The Supreme Court overturned this decision last year, finding the FSD to be a ‘provable debt’ which would rank alongside other unsecured debt. But last September a High Court judge ruled that TPR could issue multiple contribution notices that exceeded the scheme’s section 75 debt at the time of insolvency, which was approximately £119m.
This paved the way for the settlement announced today, which recovers the full deficit on a buyout basis.
Trustee chairman Peter Gamester said the outcome was good news for members and thanked them their patience.
He said: “It has been made possible by the underlying financial strength of Lehman Brothers in the UK, and the successful administration of LBIE and other UK companies.”
Joint administrator of LBIE and PwC partner Tony Lomas said: “The conclusion of this significant pension scheme deficit issue is another milestone on the path to resolving the administration of LBIE.
“The agreement benefits LBIE’s creditors by securing significant contributions to the cost of the settlement from other Lehman group companies, and alleviates concerns for pension scheme members about the provision of their pension benefits.”
The OECD's secretary-general José Ángel Gurría has given his verdict on what Brexit means for the UK and the EU
Public opinion is split over whether Brexit will harm or improve the UK accountancy sector
The Financial Reporting Council has launched an investigation into the conduct of the Big Four firm in relation to its audit of BHS

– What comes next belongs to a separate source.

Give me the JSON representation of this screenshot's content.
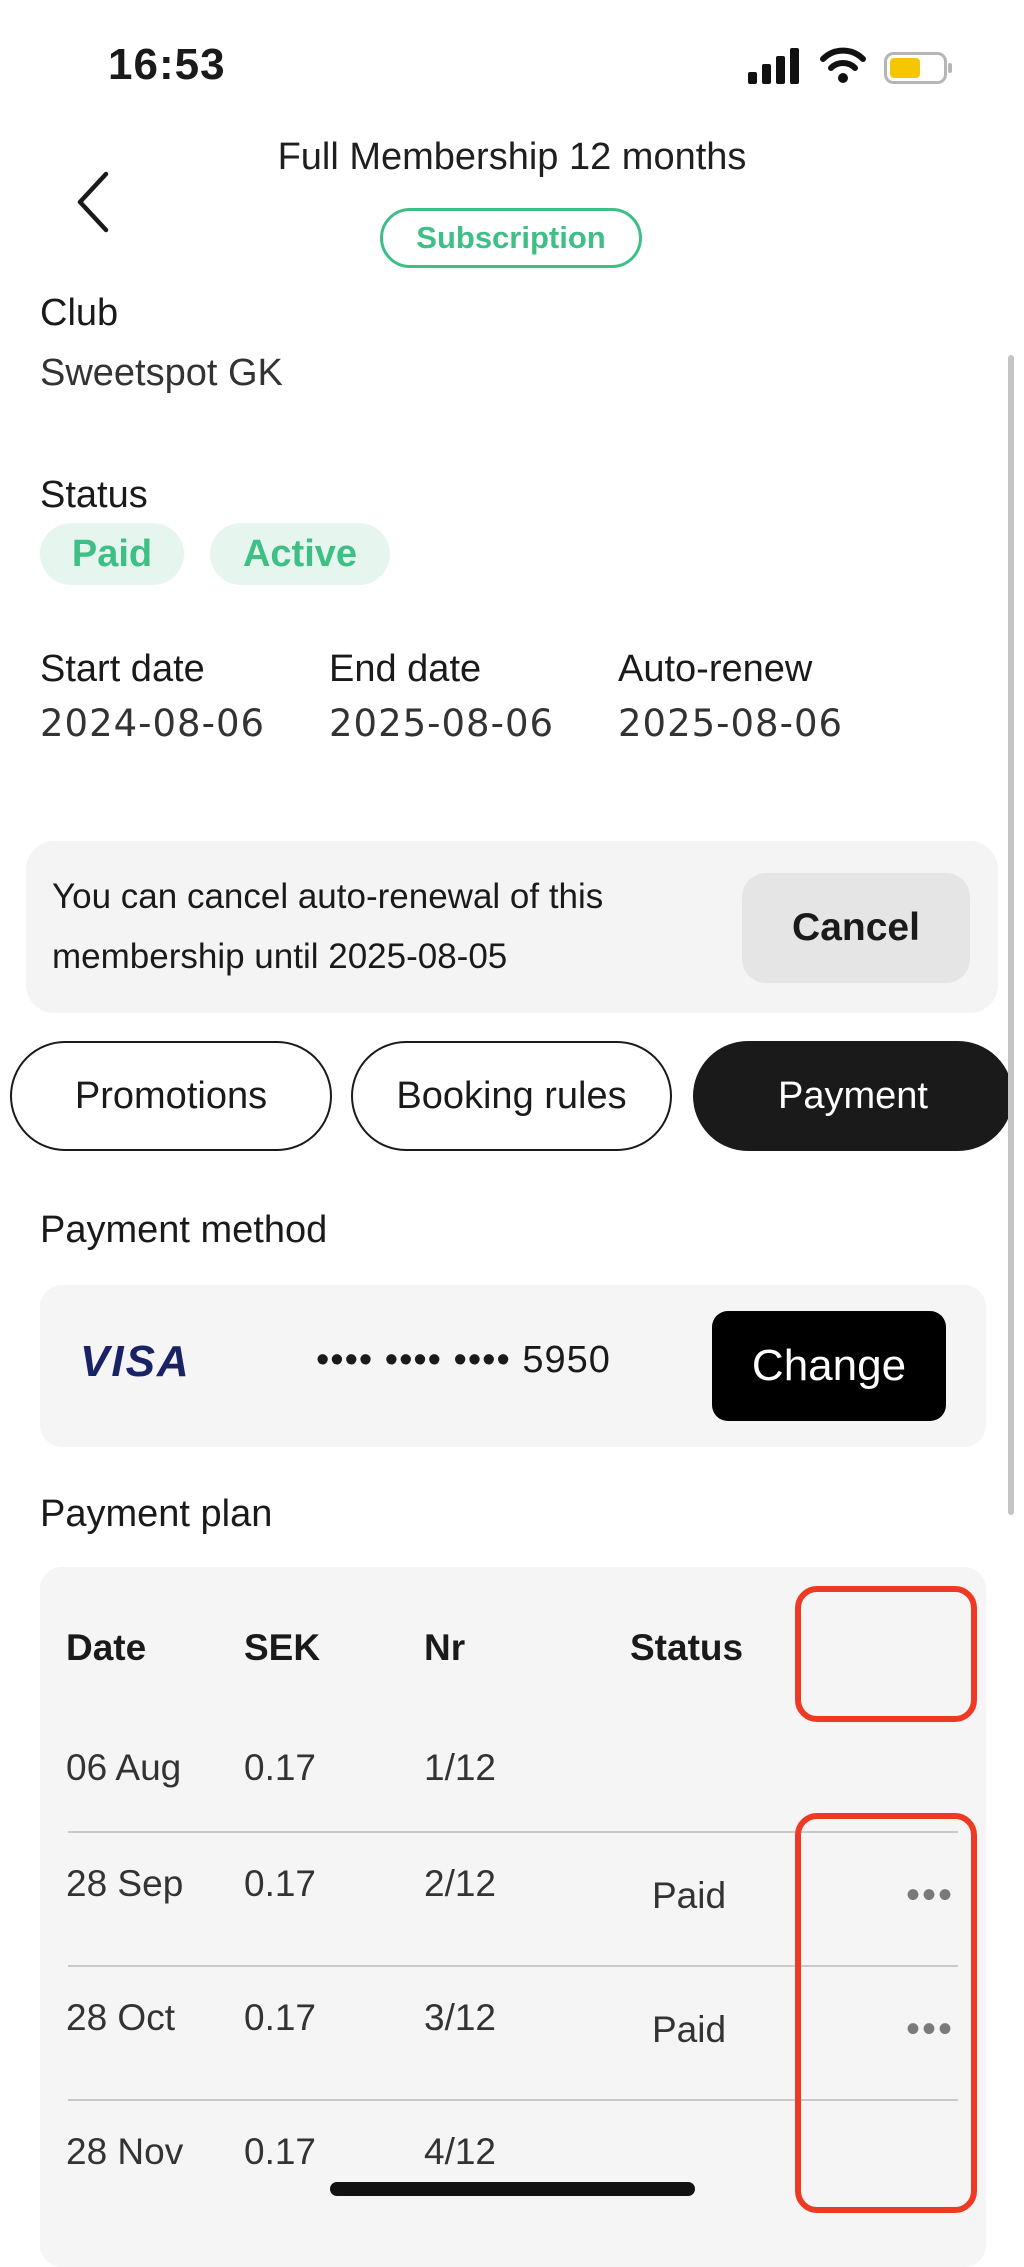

Colin sums up some people's attitude towards the result of the EU referendum using just two cups